2 Replies Latest reply on Apr 23, 2013 1:21 PM by Christine Capra

    Assign single text element to multiple categories.

    Christine Capra

      I'm trying to visualize responses to 4 open-ended comment questions in a survey. 

       

      Each response may be just one short phrase, or a long paragraph.  I want to put them into categories/themes so I can represent how frequently the various themes come up.

       

      Each response can easily fall into more than one category - such as 'This is a very important topic, and the speaker was so lame he didn't do it justice' so - the categories might be 'speaker bad' and 'topic important'.

       

      Sometimes also - a response to one question (such as 'what did you like about the event') may also be an answer to another question (such as 'what didn't you like about the event?) - for example 'This is a very important topic, and the speaker was so lame he didn't do it justice' not only falls into two categories ('speaker bad' & 'topic important') but it also addresses both those questions (1. liked/ 2. didn't like).

       

      So - it's like a venn diagram of overlapping questions & comment themes, and I often need to assign text cells to more than one of each.

       

      Is this even possible? What's my best approach?

       

      I'll be doing this is Tableau Public 8.

       

      Message was edited by: Christine Capra

        • 1. Re: Assign single text element to multiple categories.
          Mark Holtz

          Hi Christine,

          That's challenging indeed.

          I've done something similar before where I scour text strings for certain keywords or phrases and then try to make counts for "categories."

           

          I think you generally have two paths you could follow:

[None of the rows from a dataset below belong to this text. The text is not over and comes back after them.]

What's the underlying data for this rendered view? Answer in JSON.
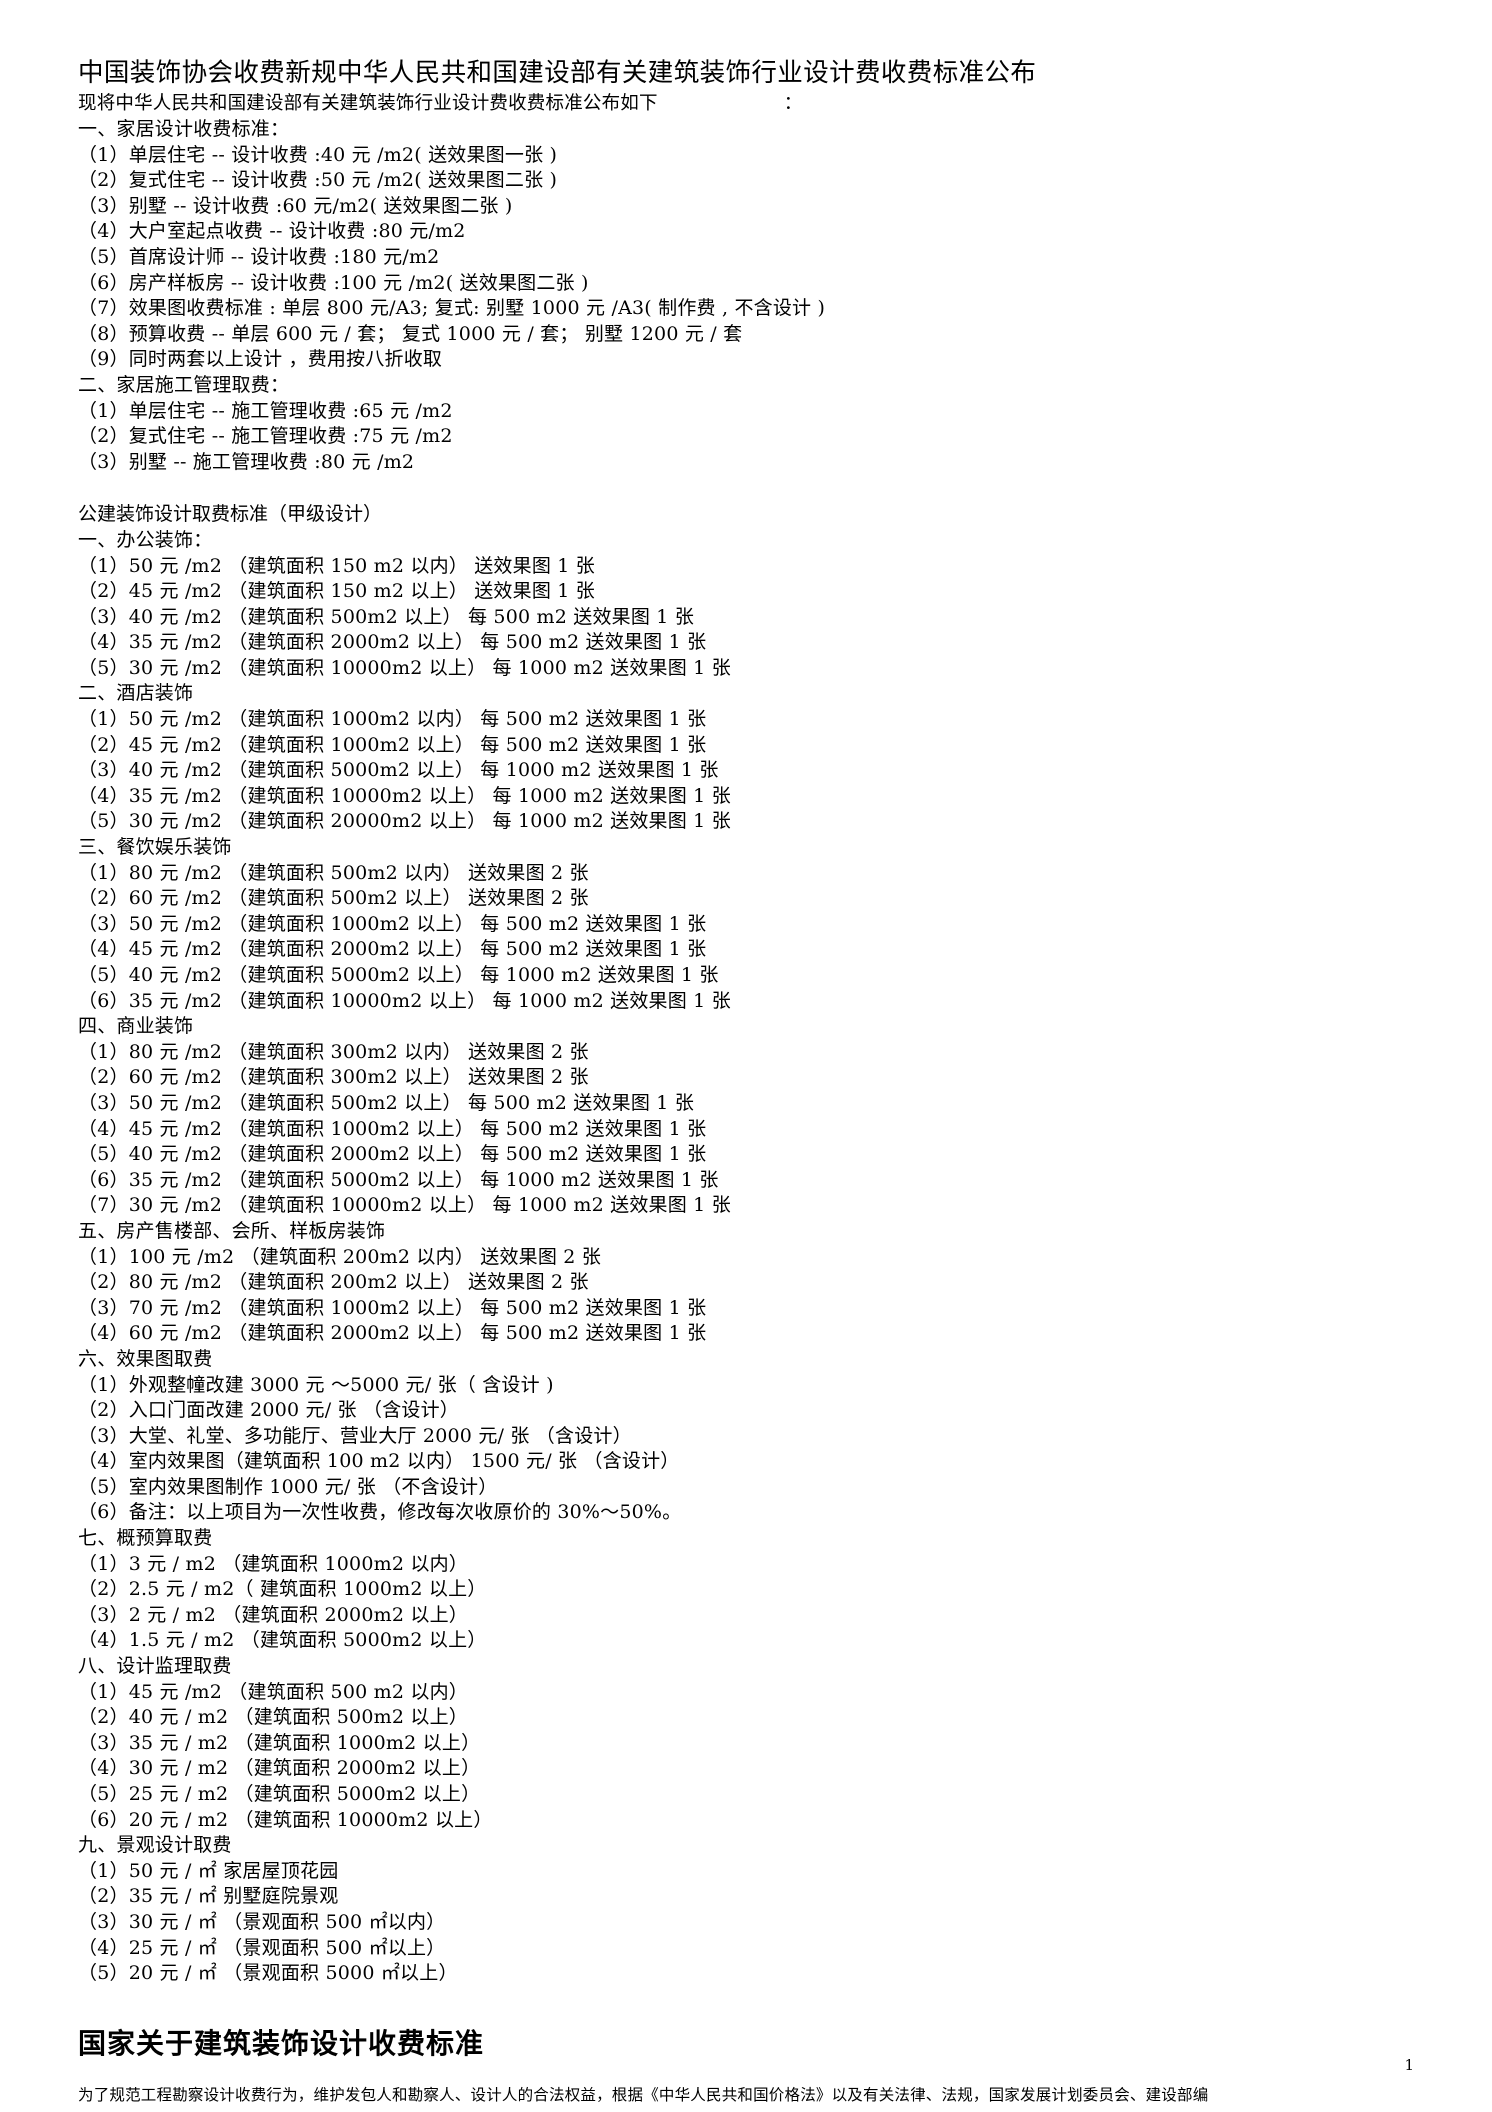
{
  "document": {
    "title": "中国装饰协会收费新规中华人民共和国建设部有关建筑装饰行业设计费收费标准公布",
    "lead": "现将中华人民共和国建设部有关建筑装饰行业设计费收费标准公布如下",
    "lead_colon": "：",
    "page_number": "1"
  },
  "home_design": {
    "heading": "一、家居设计收费标准：",
    "items": [
      "（1）单层住宅 -- 设计收费 :40  元 /m2( 送效果图一张  )",
      "（2）复式住宅 -- 设计收费 :50  元 /m2( 送效果图二张  )",
      "（3）别墅 -- 设计收费 :60  元/m2( 送效果图二张  )",
      "（4）大户室起点收费  -- 设计收费 :80  元/m2",
      "（5）首席设计师 -- 设计收费 :180  元/m2",
      "（6）房产样板房 -- 设计收费 :100  元 /m2( 送效果图二张  )",
      "（7）效果图收费标准 : 单层 800 元/A3;   复式:  别墅 1000 元 /A3( 制作费 , 不含设计  )",
      "（8）预算收费 -- 单层 600 元 / 套；  复式 1000 元 / 套； 别墅 1200 元 / 套",
      "（9）同时两套以上设计  ，费用按八折收取"
    ]
  },
  "home_construction": {
    "heading": "二、家居施工管理取费：",
    "items": [
      "（1）单层住宅 -- 施工管理收费 :65  元 /m2",
      "（2）复式住宅 -- 施工管理收费 :75  元 /m2",
      "（3）别墅 -- 施工管理收费 :80  元 /m2"
    ]
  },
  "public_section": {
    "heading": "公建装饰设计取费标准（甲级设计）",
    "groups": [
      {
        "heading": "一、办公装饰：",
        "items": [
          "（1）50 元 /m2  （建筑面积  150 m2 以内）   送效果图  1 张",
          "（2）45 元 /m2  （建筑面积  150 m2 以上）   送效果图  1 张",
          "（3）40 元 /m2  （建筑面积  500m2 以上）  每 500 m2 送效果图  1 张",
          "（4）35 元 /m2  （建筑面积  2000m2 以上）  每 500 m2 送效果图  1 张",
          "（5）30 元 /m2  （建筑面积  10000m2 以上）  每 1000 m2 送效果图  1 张"
        ]
      },
      {
        "heading": "二、酒店装饰",
        "items": [
          "（1）50 元 /m2  （建筑面积  1000m2 以内）  每 500 m2 送效果图  1 张",
          "（2）45 元 /m2  （建筑面积  1000m2 以上）  每 500 m2 送效果图  1 张",
          "（3）40 元 /m2  （建筑面积  5000m2 以上）  每 1000 m2 送效果图  1 张",
          "（4）35 元 /m2  （建筑面积  10000m2 以上）  每 1000 m2 送效果图  1 张",
          "（5）30 元 /m2  （建筑面积  20000m2 以上）  每 1000 m2 送效果图  1 张"
        ]
      },
      {
        "heading": "三、餐饮娱乐装饰",
        "items": [
          "（1）80 元 /m2  （建筑面积  500m2 以内）   送效果图  2 张",
          "（2）60 元 /m2  （建筑面积  500m2 以上）   送效果图  2 张",
          "（3）50 元 /m2  （建筑面积  1000m2 以上）  每 500 m2 送效果图  1 张",
          "（4）45 元 /m2  （建筑面积  2000m2 以上）  每 500 m2 送效果图  1 张",
          "（5）40 元 /m2  （建筑面积  5000m2 以上）  每 1000 m2 送效果图  1 张",
          "（6）35 元 /m2  （建筑面积  10000m2 以上）  每 1000 m2 送效果图  1 张"
        ]
      },
      {
        "heading": "四、商业装饰",
        "items": [
          "（1）80 元 /m2  （建筑面积  300m2 以内）   送效果图  2 张",
          "（2）60 元 /m2  （建筑面积  300m2 以上）   送效果图  2 张",
          "（3）50 元 /m2  （建筑面积  500m2 以上）  每 500 m2 送效果图  1 张",
          "（4）45 元 /m2  （建筑面积  1000m2 以上）  每 500 m2 送效果图  1 张",
          "（5）40 元 /m2  （建筑面积  2000m2 以上）  每 500 m2 送效果图  1 张",
          "（6）35 元 /m2  （建筑面积  5000m2 以上）  每 1000 m2 送效果图  1 张",
          "（7）30 元 /m2  （建筑面积  10000m2 以上）  每 1000 m2 送效果图  1 张"
        ]
      },
      {
        "heading": "五、房产售楼部、会所、样板房装饰",
        "items": [
          "（1）100 元 /m2  （建筑面积  200m2 以内）   送效果图  2 张",
          "（2）80 元 /m2  （建筑面积  200m2 以上）   送效果图  2 张",
          "（3）70 元 /m2  （建筑面积  1000m2 以上）  每 500 m2 送效果图  1 张",
          "（4）60 元 /m2  （建筑面积  2000m2 以上）  每 500 m2 送效果图  1 张"
        ]
      },
      {
        "heading": "六、效果图取费",
        "items": [
          "（1）外观整幢改建  3000  元 ～5000 元/ 张（ 含设计 )",
          "（2）入口门面改建  2000  元/ 张  （含设计）",
          "（3）大堂、礼堂、多功能厅、营业大厅     2000  元/ 张  （含设计）",
          "（4）室内效果图（建筑面积    100 m2 以内） 1500  元/ 张  （含设计）",
          "（5）室内效果图制作  1000  元/ 张  （不含设计）",
          "（6）备注：以上项目为一次性收费，修改每次收原价的       30%～50%。"
        ]
      },
      {
        "heading": "七、概预算取费",
        "items": [
          "（1）3 元 / m2  （建筑面积  1000m2 以内）",
          "（2）2.5  元 / m2（ 建筑面积  1000m2 以上）",
          "（3）2 元 / m2  （建筑面积  2000m2 以上）",
          "（4）1.5  元 / m2  （建筑面积  5000m2 以上）"
        ]
      },
      {
        "heading": "八、设计监理取费",
        "items": [
          "（1）45 元 /m2  （建筑面积  500 m2 以内）",
          "（2）40 元 / m2  （建筑面积  500m2 以上）",
          "（3）35 元 / m2  （建筑面积  1000m2 以上）",
          "（4）30 元 / m2  （建筑面积  2000m2 以上）",
          "（5）25 元 / m2  （建筑面积  5000m2 以上）",
          "（6）20 元 / m2  （建筑面积  10000m2 以上）"
        ]
      },
      {
        "heading": "九、景观设计取费",
        "items": [
          "（1）50 元 / ㎡  家居屋顶花园",
          "（2）35 元 / ㎡  别墅庭院景观",
          "（3）30 元 / ㎡  （景观面积  500 ㎡以内）",
          "（4）25 元 / ㎡  （景观面积  500 ㎡以上）",
          "（5）20 元 / ㎡  （景观面积  5000 ㎡以上）"
        ]
      }
    ]
  },
  "national_standard": {
    "heading": "国家关于建筑装饰设计收费标准",
    "paragraph": "为了规范工程勘察设计收费行为，维护发包人和勘察人、设计人的合法权益，根据《中华人民共和国价格法》以及有关法律、法规，国家发展计划委员会、建设部编"
  }
}
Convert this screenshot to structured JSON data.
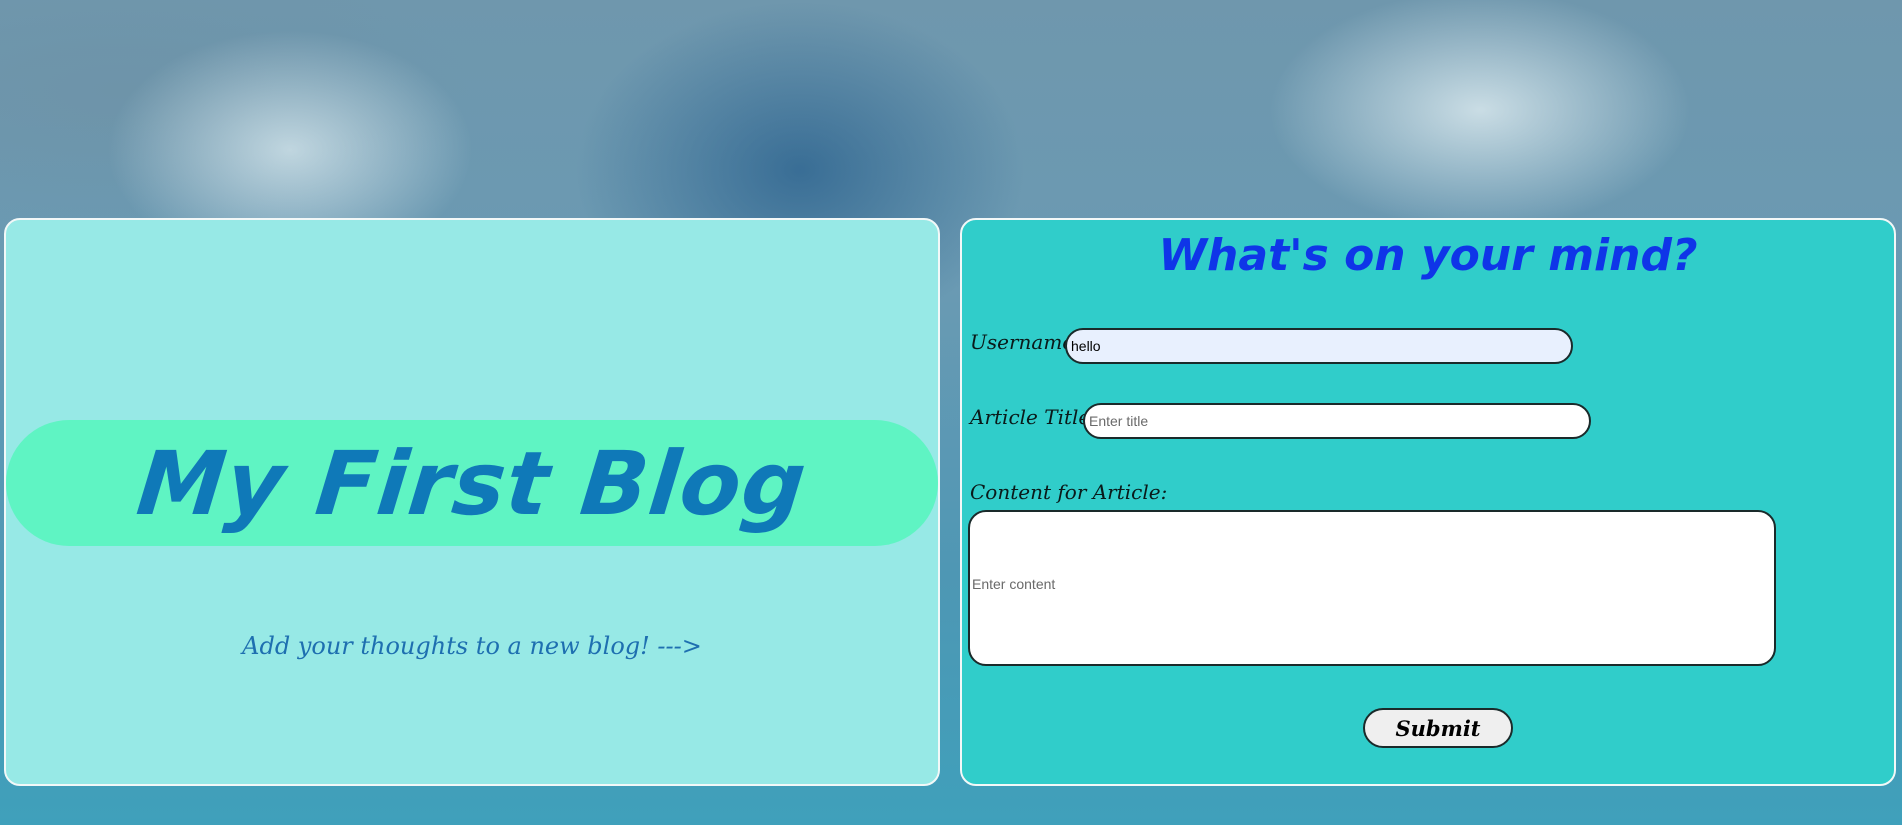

          Option #1 (much easier by far) create a "counter" measure field to aggregate each "category" individually. Essentially, it's a bit value/true-false field with 1 when the "string match condition" is met somewhere in the text string, and 0 when it is not.

           

          Option #2 would be to try to create a SINGLE field that categorizes every line. Here, I generally would create some sort of "hierarchy" of answers. If you find a more important category within a response, then you would let that take precedence over a "lower" category. 

           

          Let's use your example of 'important topic' and 'bad speaker.'

          For #option 1, you'd essentially bring in a count for each category. You would then have access to all the measures collectively by using the special Measure Values shelf.

           

          The formula for the "Topic Important" category counter would be something like:
          IF CONTAINS([ResponseField],'topic is important')
          OR CONTAINS([ResponseField],'this is an important topic')
          THEN 1 ELSE 0 END

          Then your "Speaker Bad" category count would be:
          IF CONTAINS([ResponseField],'speaker sucks')
          OR CONTAINS([ResponseField],'speaker was so lame')
          OR CONTAINS([ResponseField],'speaker was awful')

          THEN 1 ELSE 0 END

           

          For Option #2, let's say for whatever reason "Speaker Bad" is more important than "Topic Important." But having both would trump either by itself.

           

          So, it'd be something like:

          IF ([Speaker Bad]=1 AND [Topic Important]=1) THEN 'Speaker Bad and Topic Important'
          ELSEIF [Speaker Bad]=1 THEN 'Speaker Bad'
          ELSEIF [Topic Important]=1 THEN 'Topic Important'
          ELSE 'Unknown' END

          As you can see, it quickly gets hairier as you introduce a third or more option... I'd tend to recommend trying to tackle this using Option #1 and creating an "event" trapper that will give you each result.

           

          Sorry so long as disorganized. Hope this helps. Good luck!

          1 of 1 people found this helpful
          • 2. Re: Assign single text element to multiple categories.
            Christine Capra

            Thanks Mark,

             

            Yeah - that makes sense, I see where you're going with both of them (and, yes, #2 would become a monster pretty quickly). I think I need to re-think my whole approach & may have to post another question or two, but your input helps - thank you,